What you have to do
Please return all records verbatim, no pictures.

Records shown

━━━━━━━━━━━━━━━━

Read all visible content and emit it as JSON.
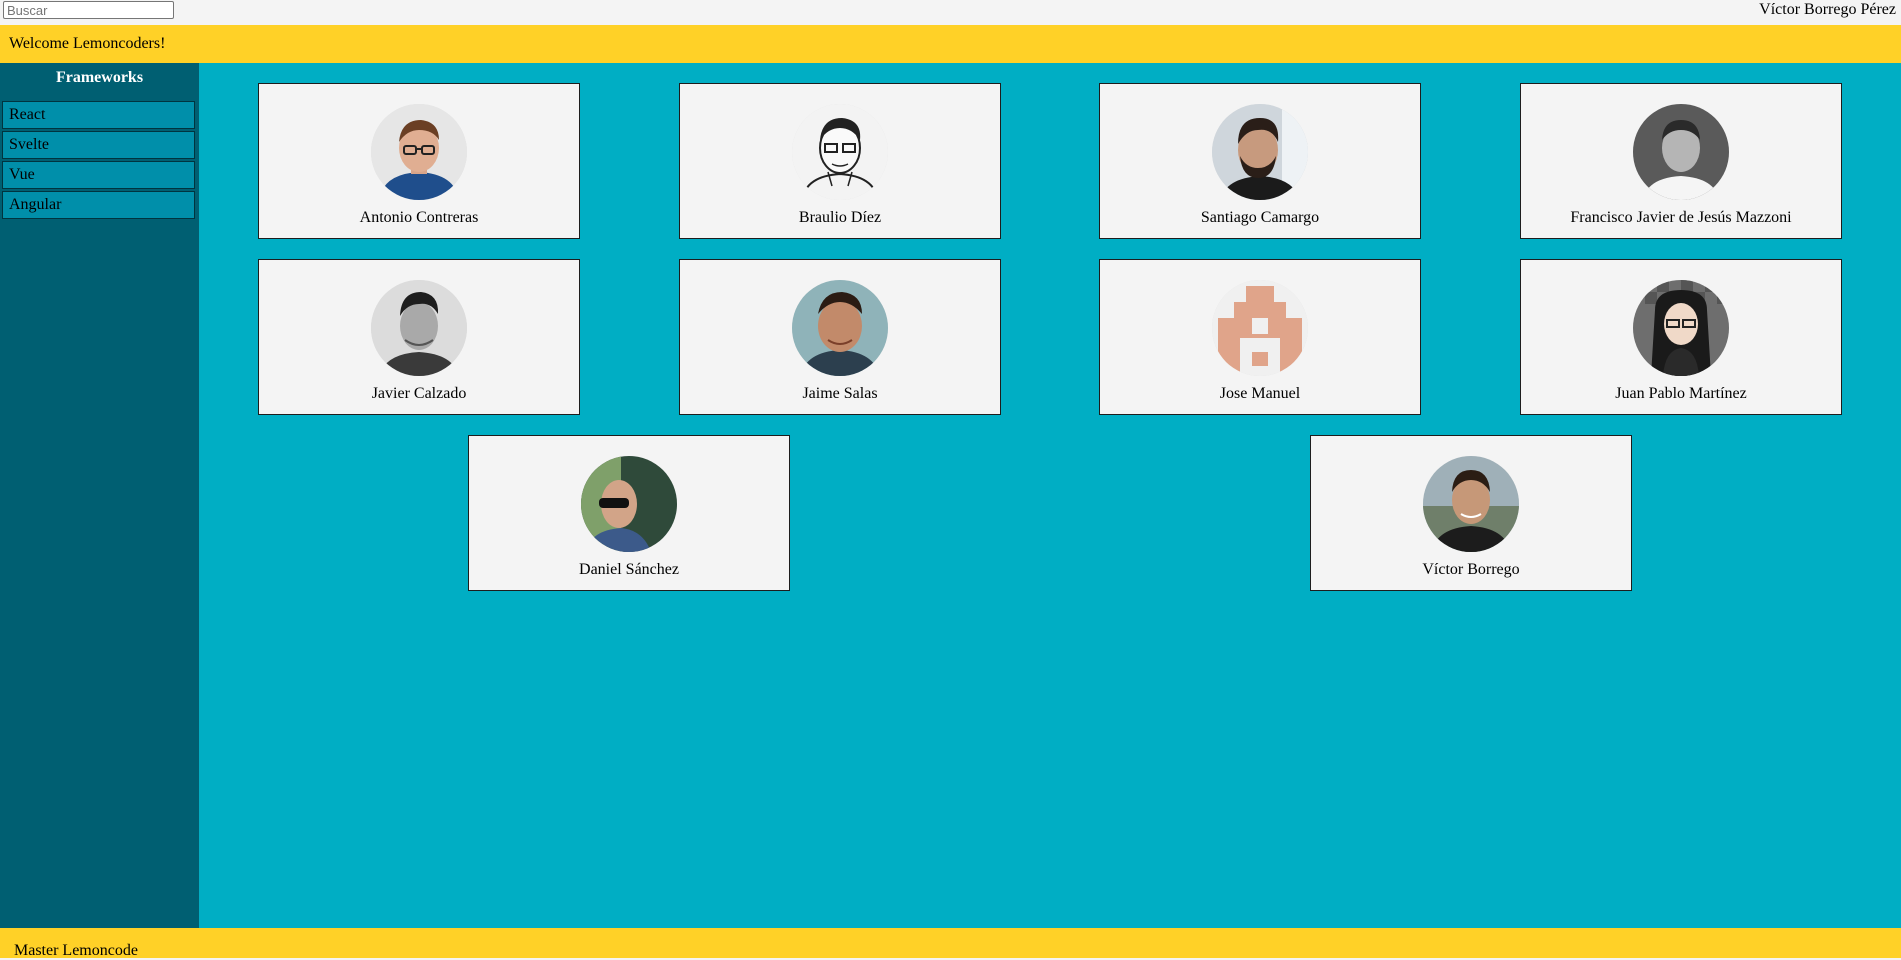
{
  "header": {
    "search_placeholder": "Buscar",
    "search_value": "",
    "user_name": "Víctor Borrego Pérez"
  },
  "banner": {
    "text": "Welcome Lemoncoders!"
  },
  "sidebar": {
    "title": "Frameworks",
    "items": [
      {
        "label": "React"
      },
      {
        "label": "Svelte"
      },
      {
        "label": "Vue"
      },
      {
        "label": "Angular"
      }
    ]
  },
  "members": [
    {
      "name": "Antonio Contreras",
      "avatar": "photo-man-glasses"
    },
    {
      "name": "Braulio Díez",
      "avatar": "sketch-man-glasses"
    },
    {
      "name": "Santiago Camargo",
      "avatar": "photo-man-beard"
    },
    {
      "name": "Francisco Javier de Jesús Mazzoni",
      "avatar": "photo-man-grayscale"
    },
    {
      "name": "Javier Calzado",
      "avatar": "photo-man-grayscale"
    },
    {
      "name": "Jaime Salas",
      "avatar": "photo-man-smiling"
    },
    {
      "name": "Jose Manuel",
      "avatar": "identicon"
    },
    {
      "name": "Juan Pablo Martínez",
      "avatar": "cartoon-man-long-hair"
    },
    {
      "name": "Daniel Sánchez",
      "avatar": "photo-man-sunglasses"
    },
    {
      "name": "Víctor Borrego",
      "avatar": "photo-man-outdoors"
    }
  ],
  "footer": {
    "text": "Master Lemoncode"
  },
  "colors": {
    "banner": "#ffd127",
    "sidebar": "#005f72",
    "menu_item": "#008faa",
    "main": "#00aec4",
    "card": "#f4f4f4"
  }
}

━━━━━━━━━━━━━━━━

Response to this task
Read all visible content and emit it as JSON.
{
  "header": {
    "search_placeholder": "Buscar",
    "search_value": "",
    "user_name": "Víctor Borrego Pérez"
  },
  "banner": {
    "text": "Welcome Lemoncoders!"
  },
  "sidebar": {
    "title": "Frameworks",
    "items": [
      {
        "label": "React"
      },
      {
        "label": "Svelte"
      },
      {
        "label": "Vue"
      },
      {
        "label": "Angular"
      }
    ]
  },
  "members": [
    {
      "name": "Antonio Contreras",
      "avatar": "photo-man-glasses"
    },
    {
      "name": "Braulio Díez",
      "avatar": "sketch-man-glasses"
    },
    {
      "name": "Santiago Camargo",
      "avatar": "photo-man-beard"
    },
    {
      "name": "Francisco Javier de Jesús Mazzoni",
      "avatar": "photo-man-grayscale"
    },
    {
      "name": "Javier Calzado",
      "avatar": "photo-man-grayscale"
    },
    {
      "name": "Jaime Salas",
      "avatar": "photo-man-smiling"
    },
    {
      "name": "Jose Manuel",
      "avatar": "identicon"
    },
    {
      "name": "Juan Pablo Martínez",
      "avatar": "cartoon-man-long-hair"
    },
    {
      "name": "Daniel Sánchez",
      "avatar": "photo-man-sunglasses"
    },
    {
      "name": "Víctor Borrego",
      "avatar": "photo-man-outdoors"
    }
  ],
  "footer": {
    "text": "Master Lemoncode"
  },
  "colors": {
    "banner": "#ffd127",
    "sidebar": "#005f72",
    "menu_item": "#008faa",
    "main": "#00aec4",
    "card": "#f4f4f4"
  }
}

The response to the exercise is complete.